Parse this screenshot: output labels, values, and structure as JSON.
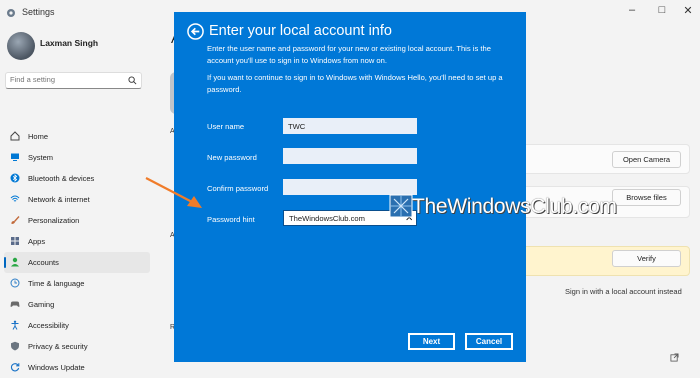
{
  "app": {
    "title": "Settings"
  },
  "sidebar": {
    "user_name": "Laxman Singh",
    "search_placeholder": "Find a setting",
    "items": [
      {
        "label": "Home",
        "icon": "home-icon",
        "color": "#444444"
      },
      {
        "label": "System",
        "icon": "monitor-icon",
        "color": "#0078d4"
      },
      {
        "label": "Bluetooth & devices",
        "icon": "bluetooth-icon",
        "color": "#0078d4"
      },
      {
        "label": "Network & internet",
        "icon": "wifi-icon",
        "color": "#0078d4"
      },
      {
        "label": "Personalization",
        "icon": "brush-icon",
        "color": "#c1693a"
      },
      {
        "label": "Apps",
        "icon": "apps-icon",
        "color": "#5a6b8a"
      },
      {
        "label": "Accounts",
        "icon": "person-icon",
        "color": "#2aa745"
      },
      {
        "label": "Time & language",
        "icon": "globe-clock-icon",
        "color": "#2f7fc7"
      },
      {
        "label": "Gaming",
        "icon": "gamepad-icon",
        "color": "#6a6a6a"
      },
      {
        "label": "Accessibility",
        "icon": "accessibility-icon",
        "color": "#1a73c7"
      },
      {
        "label": "Privacy & security",
        "icon": "shield-icon",
        "color": "#6b7580"
      },
      {
        "label": "Windows Update",
        "icon": "update-icon",
        "color": "#1a73c7"
      }
    ],
    "active_index": 6
  },
  "content": {
    "partial_heading": "A",
    "partial_row_a": "A",
    "partial_row_b": "A",
    "partial_row_r": "R",
    "open_camera_label": "Open Camera",
    "browse_files_label": "Browse files",
    "verify_label": "Verify",
    "local_account_link": "Sign in with a local account instead"
  },
  "dialog": {
    "title": "Enter your local account info",
    "para1": "Enter the user name and password for your new or existing local account. This is the account you'll use to sign in to Windows from now on.",
    "para2": "If you want to continue to sign in to Windows with Windows Hello, you'll need to set up a password.",
    "fields": {
      "username": {
        "label": "User name",
        "value": "TWC"
      },
      "new_password": {
        "label": "New password",
        "value": ""
      },
      "confirm_password": {
        "label": "Confirm password",
        "value": ""
      },
      "password_hint": {
        "label": "Password hint",
        "value": "TheWindowsClub.com"
      }
    },
    "next_label": "Next",
    "cancel_label": "Cancel",
    "accent_color": "#0078d7"
  },
  "watermark": {
    "text": "TheWindowsClub.com"
  },
  "annotation": {
    "arrow_color": "#f07c2a"
  }
}
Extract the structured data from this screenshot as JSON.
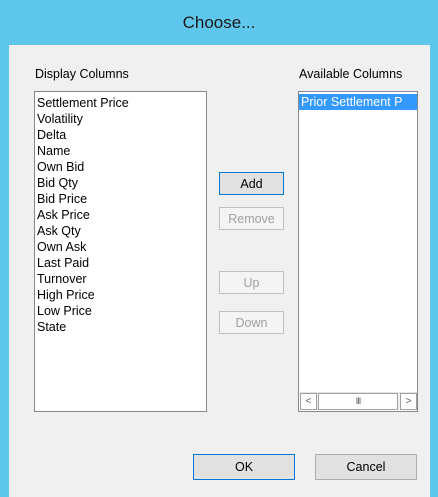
{
  "dialog": {
    "title": "Choose..."
  },
  "display_columns": {
    "label": "Display Columns",
    "items": [
      "Settlement Price",
      "Volatility",
      "Delta",
      "Name",
      "Own Bid",
      "Bid Qty",
      "Bid Price",
      "Ask Price",
      "Ask Qty",
      "Own Ask",
      "Last Paid",
      "Turnover",
      "High Price",
      "Low Price",
      "State"
    ]
  },
  "available_columns": {
    "label": "Available Columns",
    "items": [
      "Prior Settlement P"
    ],
    "selected_index": 0
  },
  "buttons": {
    "add": "Add",
    "remove": "Remove",
    "up": "Up",
    "down": "Down",
    "ok": "OK",
    "cancel": "Cancel"
  },
  "scrollbar": {
    "left_icon": "chevron-left-icon",
    "right_icon": "chevron-right-icon",
    "left_glyph": "<",
    "thumb_glyph": "III",
    "right_glyph": ">"
  },
  "colors": {
    "window_frame": "#60c7ec",
    "selection": "#3399ff"
  }
}
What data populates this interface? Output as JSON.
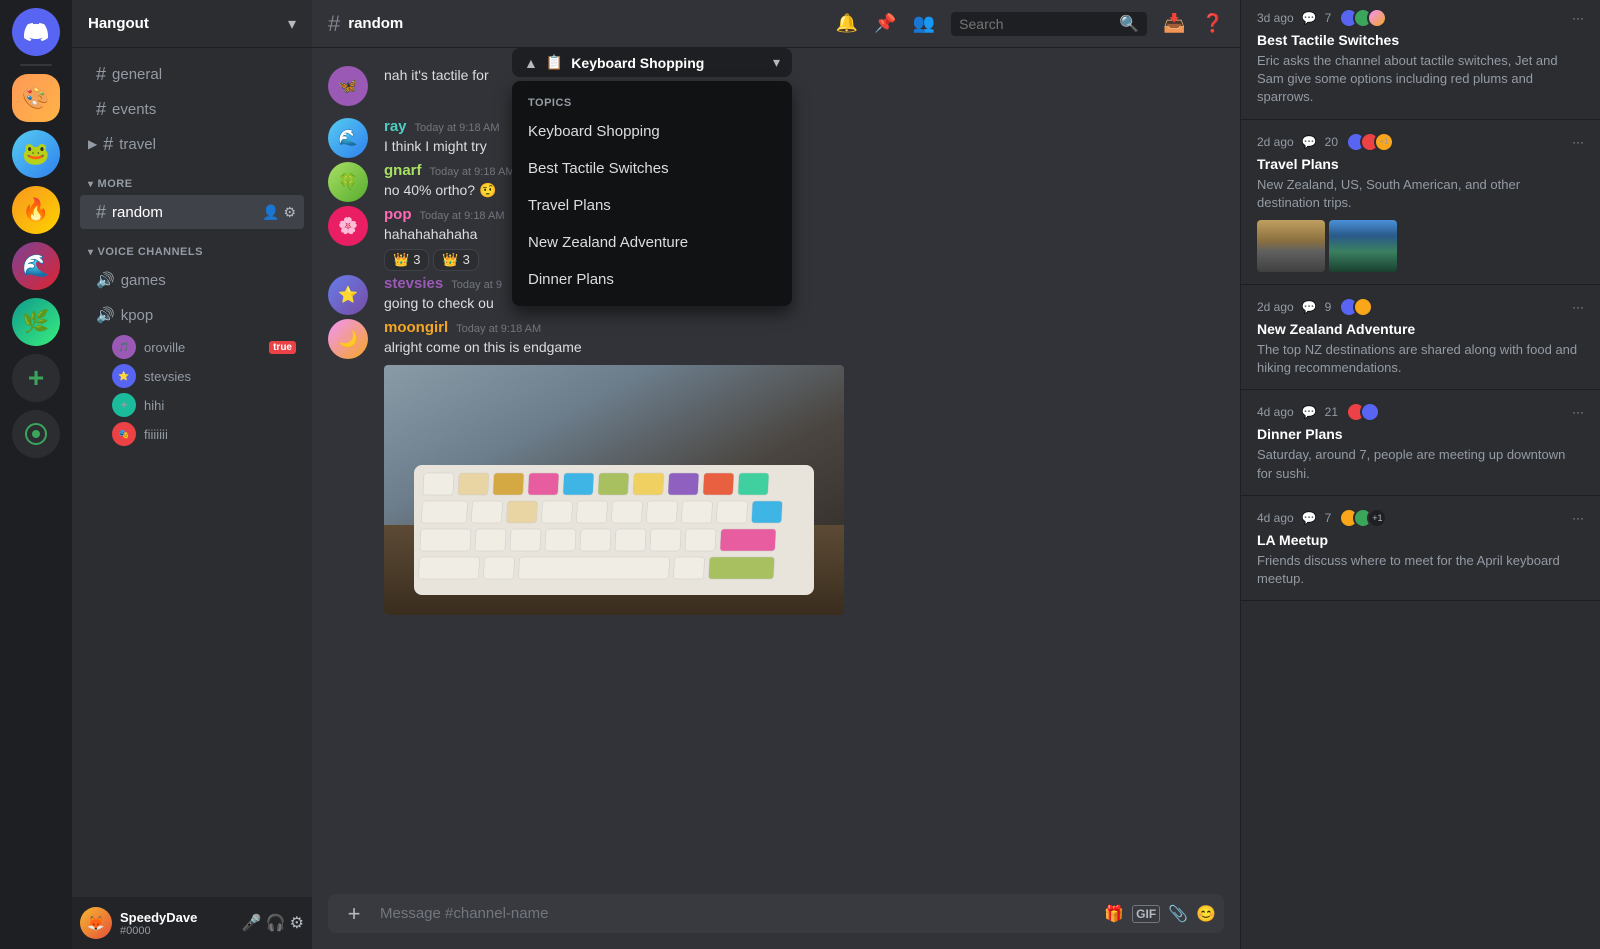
{
  "app": {
    "title": "Discord"
  },
  "server": {
    "name": "Hangout",
    "channels": {
      "text": [
        {
          "id": "general",
          "name": "general"
        },
        {
          "id": "events",
          "name": "events"
        },
        {
          "id": "travel",
          "name": "travel"
        }
      ],
      "more_label": "MORE",
      "active": "random",
      "active_name": "random"
    },
    "voice": {
      "section_label": "VOICE CHANNELS",
      "channels": [
        {
          "id": "games",
          "name": "games"
        },
        {
          "id": "kpop",
          "name": "kpop"
        }
      ],
      "users": [
        {
          "name": "oroville",
          "live": true
        },
        {
          "name": "stevsies",
          "live": false
        },
        {
          "name": "hihi",
          "live": false
        },
        {
          "name": "fiiiiiii",
          "live": false
        }
      ]
    }
  },
  "chat": {
    "channel_name": "random",
    "messages": [
      {
        "id": "msg1",
        "username": "",
        "time": "",
        "text": "nah it's tactile for",
        "avatar_color": "av-purple"
      },
      {
        "id": "msg2",
        "username": "ray",
        "time": "Today at 9:18 AM",
        "text": "I think I might try",
        "avatar_color": "av-teal"
      },
      {
        "id": "msg3",
        "username": "gnarf",
        "time": "Today at 9:18 AM",
        "text": "no 40% ortho? 🤨",
        "avatar_color": "av-green"
      },
      {
        "id": "msg4",
        "username": "pop",
        "time": "Today at 9:18 AM",
        "text": "hahahahahaha",
        "avatar_color": "av-pink",
        "reactions": [
          {
            "emoji": "👑",
            "count": 3
          },
          {
            "emoji": "👑",
            "count": 3
          }
        ]
      },
      {
        "id": "msg5",
        "username": "stevsies",
        "time": "Today at 9",
        "text": "going to check ou",
        "avatar_color": "av-blue"
      },
      {
        "id": "msg6",
        "username": "moongirl",
        "time": "Today at 9:18 AM",
        "text": "alright come on this is endgame",
        "avatar_color": "av-orange",
        "has_image": true
      }
    ],
    "input_placeholder": "Message #channel-name"
  },
  "topics_dropdown": {
    "trigger_label": "Keyboard Shopping",
    "section_label": "TOPICS",
    "items": [
      {
        "id": "keyboard-shopping",
        "label": "Keyboard Shopping"
      },
      {
        "id": "best-tactile",
        "label": "Best Tactile Switches"
      },
      {
        "id": "travel-plans",
        "label": "Travel Plans"
      },
      {
        "id": "nz-adventure",
        "label": "New Zealand Adventure"
      },
      {
        "id": "dinner-plans",
        "label": "Dinner Plans"
      }
    ]
  },
  "right_panel": {
    "threads": [
      {
        "id": "best-tactile",
        "age": "3d ago",
        "comments": 7,
        "title": "Best Tactile Switches",
        "description": "Eric asks the channel about tactile switches, Jet and Sam give some options including red plums and sparrows."
      },
      {
        "id": "travel-plans",
        "age": "2d ago",
        "comments": 20,
        "title": "Travel Plans",
        "description": "New Zealand, US, South American, and other destination trips.",
        "has_images": true
      },
      {
        "id": "nz-adventure",
        "age": "2d ago",
        "comments": 9,
        "title": "New Zealand Adventure",
        "description": "The top NZ destinations are shared along with food and hiking recommendations."
      },
      {
        "id": "dinner-plans",
        "age": "4d ago",
        "comments": 21,
        "title": "Dinner Plans",
        "description": "Saturday, around 7, people are meeting up downtown for sushi."
      },
      {
        "id": "la-meetup",
        "age": "4d ago",
        "comments": 7,
        "title": "LA Meetup",
        "description": "Friends discuss where to meet for the April keyboard meetup."
      }
    ]
  },
  "user": {
    "name": "SpeedyDave",
    "tag": "#0000"
  },
  "icons": {
    "hash": "#",
    "chevron_down": "▾",
    "chevron_up": "▴",
    "bell": "🔔",
    "pin": "📌",
    "members": "👥",
    "inbox": "📥",
    "help": "❓",
    "search": "🔍",
    "mic": "🎤",
    "headset": "🎧",
    "settings": "⚙",
    "add": "+",
    "gift": "🎁",
    "gif": "GIF",
    "attachment": "📎",
    "emoji": "😊",
    "speaker": "🔊",
    "add_member": "👤+",
    "cog": "⚙"
  }
}
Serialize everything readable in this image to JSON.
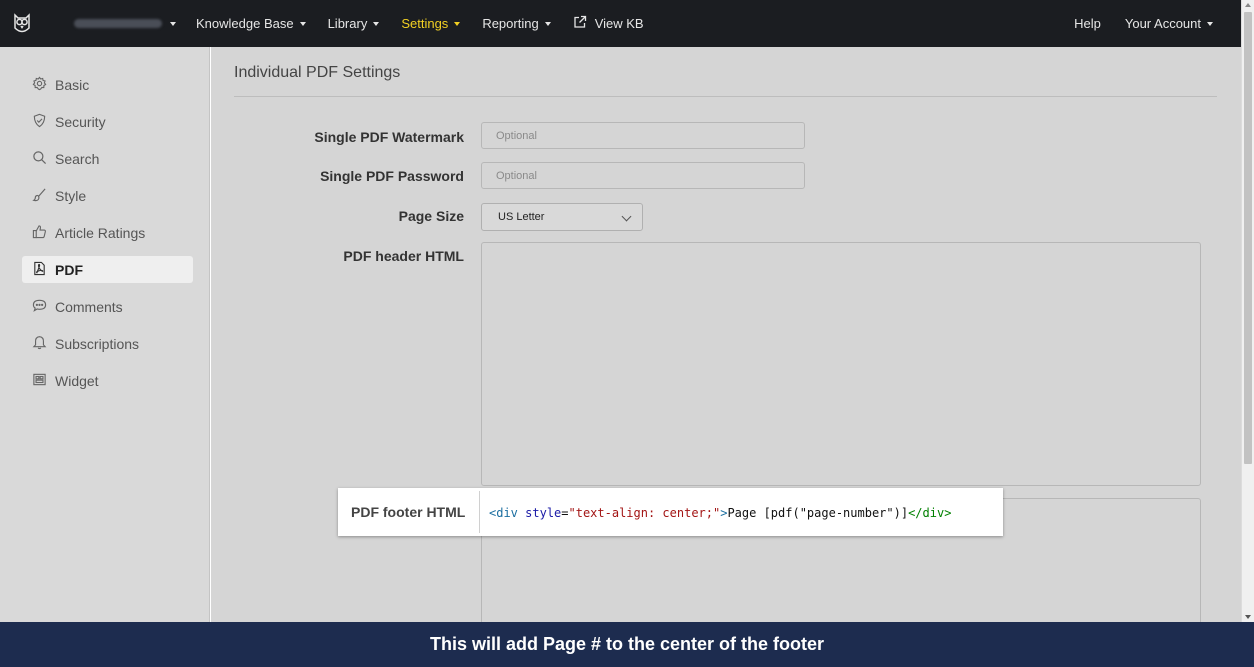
{
  "topbar": {
    "nav": [
      {
        "label": "Knowledge Base",
        "has_caret": true
      },
      {
        "label": "Library",
        "has_caret": true
      },
      {
        "label": "Settings",
        "has_caret": true
      },
      {
        "label": "Reporting",
        "has_caret": true
      },
      {
        "label": "View KB",
        "icon": "external-link-icon"
      }
    ],
    "help_label": "Help",
    "account_label": "Your Account",
    "active_color": "#f2d023",
    "background": "#1b1d21"
  },
  "sidebar": {
    "items": [
      {
        "label": "Basic",
        "icon": "gear-icon"
      },
      {
        "label": "Security",
        "icon": "shield-icon"
      },
      {
        "label": "Search",
        "icon": "search-icon"
      },
      {
        "label": "Style",
        "icon": "paint-brush-icon"
      },
      {
        "label": "Article Ratings",
        "icon": "thumbs-up-icon"
      },
      {
        "label": "PDF",
        "icon": "pdf-file-icon",
        "active": true
      },
      {
        "label": "Comments",
        "icon": "comment-icon"
      },
      {
        "label": "Subscriptions",
        "icon": "bell-icon"
      },
      {
        "label": "Widget",
        "icon": "widget-icon"
      }
    ]
  },
  "main": {
    "title": "Individual PDF Settings",
    "fields": {
      "watermark": {
        "label": "Single PDF Watermark",
        "placeholder": "Optional",
        "value": ""
      },
      "password": {
        "label": "Single PDF Password",
        "placeholder": "Optional",
        "value": ""
      },
      "page_size": {
        "label": "Page Size",
        "value": "US Letter"
      },
      "header_html": {
        "label": "PDF header HTML",
        "value": ""
      },
      "footer_html": {
        "label": "PDF footer HTML",
        "code": {
          "open_tag": "<div",
          "attr": "style",
          "eq": "=",
          "attr_value": "\"text-align: center;\"",
          "gt": ">",
          "text": "Page [pdf(\"page-number\")]",
          "close_tag": "</div>"
        }
      }
    }
  },
  "caption": "This will add Page # to the center of the footer"
}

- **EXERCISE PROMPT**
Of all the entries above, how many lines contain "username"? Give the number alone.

- **TASK ANSWER**
7